*** Data Section Begins ***

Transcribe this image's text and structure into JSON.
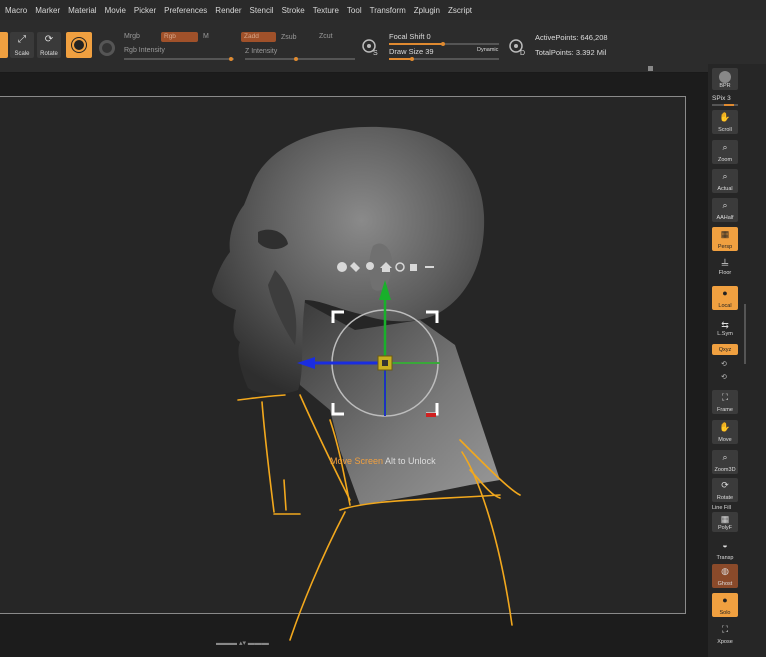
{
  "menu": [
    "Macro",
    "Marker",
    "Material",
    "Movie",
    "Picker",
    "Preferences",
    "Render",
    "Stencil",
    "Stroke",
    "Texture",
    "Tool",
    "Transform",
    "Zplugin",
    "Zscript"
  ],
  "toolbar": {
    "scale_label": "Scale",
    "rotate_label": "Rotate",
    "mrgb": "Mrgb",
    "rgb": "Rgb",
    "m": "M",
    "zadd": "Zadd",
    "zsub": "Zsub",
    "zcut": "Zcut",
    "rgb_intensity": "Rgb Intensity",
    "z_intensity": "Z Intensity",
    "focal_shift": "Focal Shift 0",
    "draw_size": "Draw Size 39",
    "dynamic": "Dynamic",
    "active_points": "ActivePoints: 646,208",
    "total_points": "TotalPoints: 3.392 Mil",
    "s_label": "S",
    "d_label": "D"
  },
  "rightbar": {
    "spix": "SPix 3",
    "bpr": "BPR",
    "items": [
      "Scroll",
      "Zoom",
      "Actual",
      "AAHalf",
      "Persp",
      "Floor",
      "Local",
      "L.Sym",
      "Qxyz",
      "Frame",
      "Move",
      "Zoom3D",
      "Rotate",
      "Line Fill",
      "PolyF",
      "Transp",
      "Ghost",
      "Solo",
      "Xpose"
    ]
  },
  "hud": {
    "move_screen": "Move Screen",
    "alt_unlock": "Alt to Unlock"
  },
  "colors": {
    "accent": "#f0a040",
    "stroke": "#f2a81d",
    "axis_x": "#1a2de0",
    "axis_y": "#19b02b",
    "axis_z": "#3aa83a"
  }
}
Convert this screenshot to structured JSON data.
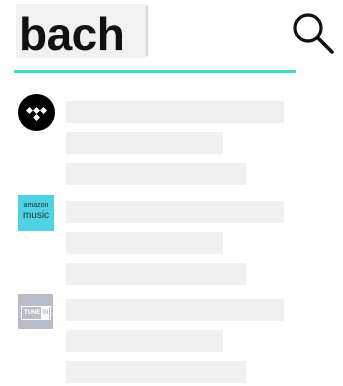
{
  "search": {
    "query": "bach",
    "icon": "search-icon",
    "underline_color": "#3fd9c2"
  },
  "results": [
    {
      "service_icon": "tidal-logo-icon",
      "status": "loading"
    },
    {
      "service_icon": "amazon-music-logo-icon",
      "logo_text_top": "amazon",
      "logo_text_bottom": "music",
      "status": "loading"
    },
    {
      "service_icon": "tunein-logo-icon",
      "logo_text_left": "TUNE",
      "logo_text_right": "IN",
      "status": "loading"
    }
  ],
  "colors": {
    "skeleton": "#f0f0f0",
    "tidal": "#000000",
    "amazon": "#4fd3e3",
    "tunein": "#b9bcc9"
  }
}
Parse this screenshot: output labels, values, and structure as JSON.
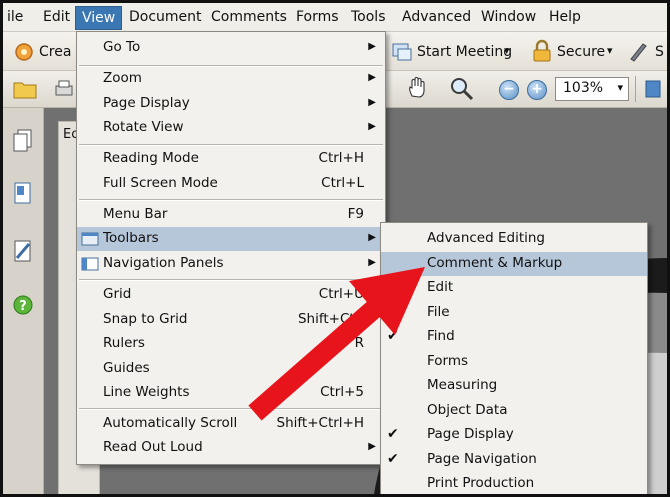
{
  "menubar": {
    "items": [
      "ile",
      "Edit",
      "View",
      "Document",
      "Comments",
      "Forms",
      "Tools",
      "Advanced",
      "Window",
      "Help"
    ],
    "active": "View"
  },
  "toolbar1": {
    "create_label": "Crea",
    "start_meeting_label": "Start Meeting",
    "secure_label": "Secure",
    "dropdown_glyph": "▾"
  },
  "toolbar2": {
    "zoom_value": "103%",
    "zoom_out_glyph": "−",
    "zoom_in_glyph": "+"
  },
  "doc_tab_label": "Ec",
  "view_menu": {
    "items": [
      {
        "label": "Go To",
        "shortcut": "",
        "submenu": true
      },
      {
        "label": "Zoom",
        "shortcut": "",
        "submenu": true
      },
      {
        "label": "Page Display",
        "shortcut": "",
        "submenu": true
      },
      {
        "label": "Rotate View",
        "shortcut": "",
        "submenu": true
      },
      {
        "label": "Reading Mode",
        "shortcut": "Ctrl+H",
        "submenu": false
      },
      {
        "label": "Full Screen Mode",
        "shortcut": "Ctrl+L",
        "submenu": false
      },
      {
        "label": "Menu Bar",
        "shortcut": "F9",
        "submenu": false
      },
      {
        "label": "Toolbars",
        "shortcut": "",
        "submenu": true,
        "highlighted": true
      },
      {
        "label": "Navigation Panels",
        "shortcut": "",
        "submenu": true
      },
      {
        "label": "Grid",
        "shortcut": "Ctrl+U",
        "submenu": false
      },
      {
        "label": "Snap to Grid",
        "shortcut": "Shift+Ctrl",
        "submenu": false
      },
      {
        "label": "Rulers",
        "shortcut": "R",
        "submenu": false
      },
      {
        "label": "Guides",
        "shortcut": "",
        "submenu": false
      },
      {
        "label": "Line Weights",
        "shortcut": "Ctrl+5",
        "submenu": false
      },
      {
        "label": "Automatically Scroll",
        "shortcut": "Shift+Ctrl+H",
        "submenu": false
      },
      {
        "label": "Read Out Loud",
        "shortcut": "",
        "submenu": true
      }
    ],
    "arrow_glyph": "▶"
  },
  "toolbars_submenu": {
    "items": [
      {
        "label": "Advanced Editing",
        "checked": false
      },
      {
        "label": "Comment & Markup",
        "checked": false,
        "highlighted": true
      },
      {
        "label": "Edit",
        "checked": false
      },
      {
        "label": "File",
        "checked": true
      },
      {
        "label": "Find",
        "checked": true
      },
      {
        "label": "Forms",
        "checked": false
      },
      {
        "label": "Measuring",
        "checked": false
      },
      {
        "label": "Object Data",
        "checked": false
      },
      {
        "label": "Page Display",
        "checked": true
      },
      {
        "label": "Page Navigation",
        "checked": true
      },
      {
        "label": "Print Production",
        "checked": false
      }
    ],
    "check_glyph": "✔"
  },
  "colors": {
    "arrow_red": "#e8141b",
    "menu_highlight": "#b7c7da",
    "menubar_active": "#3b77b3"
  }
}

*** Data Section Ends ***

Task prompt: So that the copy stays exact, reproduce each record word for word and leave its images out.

Your response:
Transcribe this image's text and structure into JSON.
{
  "menu": [
    "Macro",
    "Marker",
    "Material",
    "Movie",
    "Picker",
    "Preferences",
    "Render",
    "Stencil",
    "Stroke",
    "Texture",
    "Tool",
    "Transform",
    "Zplugin",
    "Zscript"
  ],
  "toolbar": {
    "scale_label": "Scale",
    "rotate_label": "Rotate",
    "mrgb": "Mrgb",
    "rgb": "Rgb",
    "m": "M",
    "zadd": "Zadd",
    "zsub": "Zsub",
    "zcut": "Zcut",
    "rgb_intensity": "Rgb Intensity",
    "z_intensity": "Z Intensity",
    "focal_shift": "Focal Shift 0",
    "draw_size": "Draw Size 39",
    "dynamic": "Dynamic",
    "active_points": "ActivePoints: 646,208",
    "total_points": "TotalPoints: 3.392 Mil",
    "s_label": "S",
    "d_label": "D"
  },
  "rightbar": {
    "spix": "SPix 3",
    "bpr": "BPR",
    "items": [
      "Scroll",
      "Zoom",
      "Actual",
      "AAHalf",
      "Persp",
      "Floor",
      "Local",
      "L.Sym",
      "Qxyz",
      "Frame",
      "Move",
      "Zoom3D",
      "Rotate",
      "Line Fill",
      "PolyF",
      "Transp",
      "Ghost",
      "Solo",
      "Xpose"
    ]
  },
  "hud": {
    "move_screen": "Move Screen",
    "alt_unlock": "Alt to Unlock"
  },
  "colors": {
    "accent": "#f0a040",
    "stroke": "#f2a81d",
    "axis_x": "#1a2de0",
    "axis_y": "#19b02b",
    "axis_z": "#3aa83a"
  }
}
Convert this screenshot to structured JSON data.
{
  "search": {
    "query": "bach",
    "icon": "search-icon",
    "underline_color": "#3fd9c2"
  },
  "results": [
    {
      "service_icon": "tidal-logo-icon",
      "status": "loading"
    },
    {
      "service_icon": "amazon-music-logo-icon",
      "logo_text_top": "amazon",
      "logo_text_bottom": "music",
      "status": "loading"
    },
    {
      "service_icon": "tunein-logo-icon",
      "logo_text_left": "TUNE",
      "logo_text_right": "IN",
      "status": "loading"
    }
  ],
  "colors": {
    "skeleton": "#f0f0f0",
    "tidal": "#000000",
    "amazon": "#4fd3e3",
    "tunein": "#b9bcc9"
  }
}
Parse this screenshot: output labels, values, and structure as JSON.
{
  "menubar": {
    "items": [
      "ile",
      "Edit",
      "View",
      "Document",
      "Comments",
      "Forms",
      "Tools",
      "Advanced",
      "Window",
      "Help"
    ],
    "active": "View"
  },
  "toolbar1": {
    "create_label": "Crea",
    "start_meeting_label": "Start Meeting",
    "secure_label": "Secure",
    "dropdown_glyph": "▾"
  },
  "toolbar2": {
    "zoom_value": "103%",
    "zoom_out_glyph": "−",
    "zoom_in_glyph": "+"
  },
  "doc_tab_label": "Ec",
  "view_menu": {
    "items": [
      {
        "label": "Go To",
        "shortcut": "",
        "submenu": true
      },
      {
        "label": "Zoom",
        "shortcut": "",
        "submenu": true
      },
      {
        "label": "Page Display",
        "shortcut": "",
        "submenu": true
      },
      {
        "label": "Rotate View",
        "shortcut": "",
        "submenu": true
      },
      {
        "label": "Reading Mode",
        "shortcut": "Ctrl+H",
        "submenu": false
      },
      {
        "label": "Full Screen Mode",
        "shortcut": "Ctrl+L",
        "submenu": false
      },
      {
        "label": "Menu Bar",
        "shortcut": "F9",
        "submenu": false
      },
      {
        "label": "Toolbars",
        "shortcut": "",
        "submenu": true,
        "highlighted": true
      },
      {
        "label": "Navigation Panels",
        "shortcut": "",
        "submenu": true
      },
      {
        "label": "Grid",
        "shortcut": "Ctrl+U",
        "submenu": false
      },
      {
        "label": "Snap to Grid",
        "shortcut": "Shift+Ctrl",
        "submenu": false
      },
      {
        "label": "Rulers",
        "shortcut": "R",
        "submenu": false
      },
      {
        "label": "Guides",
        "shortcut": "",
        "submenu": false
      },
      {
        "label": "Line Weights",
        "shortcut": "Ctrl+5",
        "submenu": false
      },
      {
        "label": "Automatically Scroll",
        "shortcut": "Shift+Ctrl+H",
        "submenu": false
      },
      {
        "label": "Read Out Loud",
        "shortcut": "",
        "submenu": true
      }
    ],
    "arrow_glyph": "▶"
  },
  "toolbars_submenu": {
    "items": [
      {
        "label": "Advanced Editing",
        "checked": false
      },
      {
        "label": "Comment & Markup",
        "checked": false,
        "highlighted": true
      },
      {
        "label": "Edit",
        "checked": false
      },
      {
        "label": "File",
        "checked": true
      },
      {
        "label": "Find",
        "checked": true
      },
      {
        "label": "Forms",
        "checked": false
      },
      {
        "label": "Measuring",
        "checked": false
      },
      {
        "label": "Object Data",
        "checked": false
      },
      {
        "label": "Page Display",
        "checked": true
      },
      {
        "label": "Page Navigation",
        "checked": true
      },
      {
        "label": "Print Production",
        "checked": false
      }
    ],
    "check_glyph": "✔"
  },
  "colors": {
    "arrow_red": "#e8141b",
    "menu_highlight": "#b7c7da",
    "menubar_active": "#3b77b3"
  }
}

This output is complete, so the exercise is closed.